New software developed by BGU researchers enables standard cameras to capture hyperspectral images and video -- a faster and more cost-efficient approach than what is commercially available today.
The game-changing software captures the spectral signature of every pixel in a single image – a significant improvement over the current spectrometric technology, which can only measure one point or line at a time. It can also create hyperspectral videos, instantly collecting hyperspectral information on non-static objects.
The software can be installed in existing cameras, including smartphone cameras, turning them into extremely low-cost and fast-working hyperspectral cameras.
Existing hyperspectral cameras are used to detect specific materials and identify the qualities of those materials, such as an analysis of the earth's composition, its vegetation, or the existence of oil or impurities in water. Yet these cameras are expensive and cumbersome to use - photographing a frame can take up to a minute.
“Current hyperspectral technology seeks to capture the entire electromagnetic spectrum," says Prof. Ohad Ben-Shahar (pictured above left), founding director of the Interdisciplinary Computational Vision Laboratory and chair of BGU's Department of Computer Science. “Our technology, however, shows that wavelengths in nature cover only a small subset of all possible spectra (since the spectrum of the sun is relatively stable and the number of substances in the world is finite). Using computational research, we were able to reconstruct hyperspectral imaging from the regular RGB color model used in regular cameras.
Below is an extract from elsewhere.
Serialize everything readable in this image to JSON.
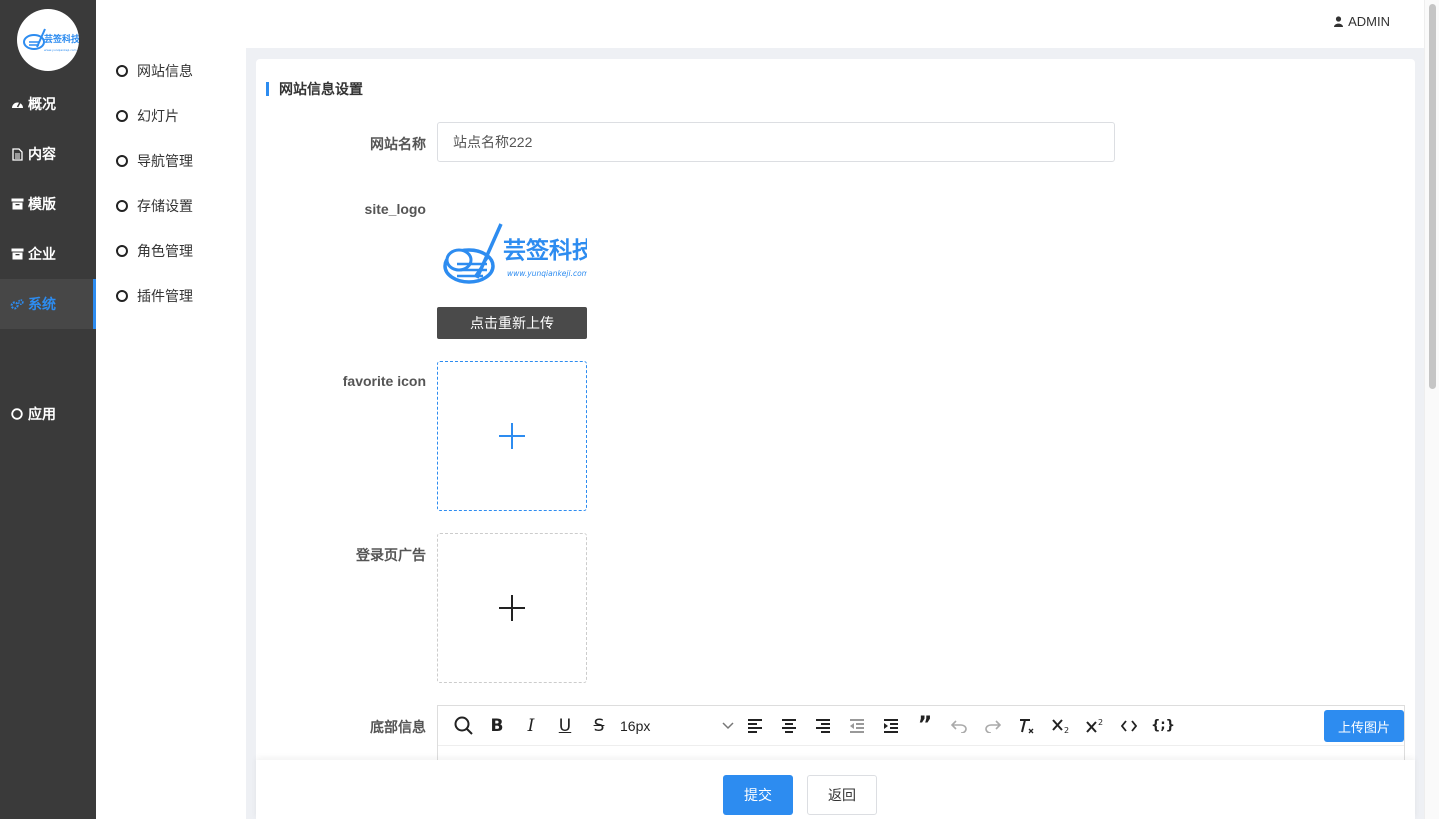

In most cases, this provides extremely good reconstruction."
The global hyperspectral imaging systems market is projected to reach $12.71 billion by 2021, according to a Markets and Markets Report published in January 2017.
“Our researchers are world leaders in the fields of computational vision and electro-optical engineering, and a great part of this research can be utilized for commercial purposes," says Mr. Netta Cohen, CEO of BGN Technologies, the technology transfer company of BGU.
BGN Technologies has patented the invention and is working with the researchers to commercialize it.
“This particular invention will help make hyperspectral technology more accessible," adds Boaz Arad (pictured above right), a PhD student in the Department of Computer Science and the co-creator of the project, “expanding its use to new fields such as improved color imagery and light sensitivity in regular photography."